* Arable land – the amount of land required for growing crops. * Pasture land – resources required for growing animals for meat, hides, milk, etc. * Forests – for fuel, furniture and buildings, and also for ecosystems services like climate stability and erosion prevention. * Oceans – for fish and other marine products.
* Infrastructure – transportation, factories and housing, based on the built-up land used for these needs. * Energy costs – land required for absorbing carbon dioxide emissions and other energy wastes. * Species extinction and toxic pollution of the air, water and land are not yet taken into account in calculating ecological footprints. Our global and national footprints

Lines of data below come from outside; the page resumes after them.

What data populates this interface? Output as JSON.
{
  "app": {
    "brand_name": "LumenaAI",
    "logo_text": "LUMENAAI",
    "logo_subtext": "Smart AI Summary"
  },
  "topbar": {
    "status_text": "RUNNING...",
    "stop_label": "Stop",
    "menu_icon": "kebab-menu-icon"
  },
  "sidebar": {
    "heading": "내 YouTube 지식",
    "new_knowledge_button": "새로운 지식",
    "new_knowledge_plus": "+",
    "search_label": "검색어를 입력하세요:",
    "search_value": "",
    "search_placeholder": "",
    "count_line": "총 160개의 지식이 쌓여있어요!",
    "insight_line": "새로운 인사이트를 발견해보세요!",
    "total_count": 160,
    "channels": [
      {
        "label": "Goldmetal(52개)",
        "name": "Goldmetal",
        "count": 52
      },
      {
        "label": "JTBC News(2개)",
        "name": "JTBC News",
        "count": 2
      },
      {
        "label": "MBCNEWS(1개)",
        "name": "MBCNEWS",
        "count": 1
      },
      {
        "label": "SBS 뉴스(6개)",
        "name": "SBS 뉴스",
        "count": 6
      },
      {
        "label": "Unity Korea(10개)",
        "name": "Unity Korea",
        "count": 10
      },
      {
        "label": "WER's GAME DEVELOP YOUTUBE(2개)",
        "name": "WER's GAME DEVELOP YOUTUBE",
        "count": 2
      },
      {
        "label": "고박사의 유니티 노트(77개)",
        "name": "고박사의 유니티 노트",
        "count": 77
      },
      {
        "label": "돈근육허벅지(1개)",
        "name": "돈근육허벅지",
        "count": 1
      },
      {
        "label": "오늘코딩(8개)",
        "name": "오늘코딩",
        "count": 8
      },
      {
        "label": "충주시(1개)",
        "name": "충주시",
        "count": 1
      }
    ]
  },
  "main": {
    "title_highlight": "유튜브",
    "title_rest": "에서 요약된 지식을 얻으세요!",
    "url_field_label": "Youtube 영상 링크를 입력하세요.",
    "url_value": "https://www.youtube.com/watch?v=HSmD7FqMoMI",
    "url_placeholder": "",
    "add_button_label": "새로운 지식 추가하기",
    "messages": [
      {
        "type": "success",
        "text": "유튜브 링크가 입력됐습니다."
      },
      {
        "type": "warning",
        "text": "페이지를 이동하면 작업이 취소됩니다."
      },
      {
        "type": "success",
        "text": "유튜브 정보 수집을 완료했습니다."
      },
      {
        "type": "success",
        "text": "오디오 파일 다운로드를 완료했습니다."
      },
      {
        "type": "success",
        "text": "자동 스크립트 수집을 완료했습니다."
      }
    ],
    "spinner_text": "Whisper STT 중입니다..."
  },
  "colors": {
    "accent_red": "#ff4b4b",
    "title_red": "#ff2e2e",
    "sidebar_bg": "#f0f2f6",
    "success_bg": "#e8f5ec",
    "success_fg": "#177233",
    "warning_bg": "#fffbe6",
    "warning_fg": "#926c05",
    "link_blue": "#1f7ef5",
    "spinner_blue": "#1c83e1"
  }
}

* The planet’s biological productive capacity (biocapacity) is around 1.9 hectares or 4.7 acres per person but we’re currently using 2.2 hectares per person thus living beyond the planet’s biocapacity to sustain us by 15%. * This deficit is showing up as failing natural ecosystems – forests, oceans, fisheries, coral reefs, rivers, soils and water – and global warming. * The planet’s biocapacity is affected by the global population and the rate of consumption- higher consumption depletes the planet’s carrying, renewal and regeneration capacity. * If global population trends continue, the ecological footprint available would reduce to 1.5 hectares per person by 2050 and if the world’s rate of consumption increases to the same rate as rich western countries, we would need 4 or 5...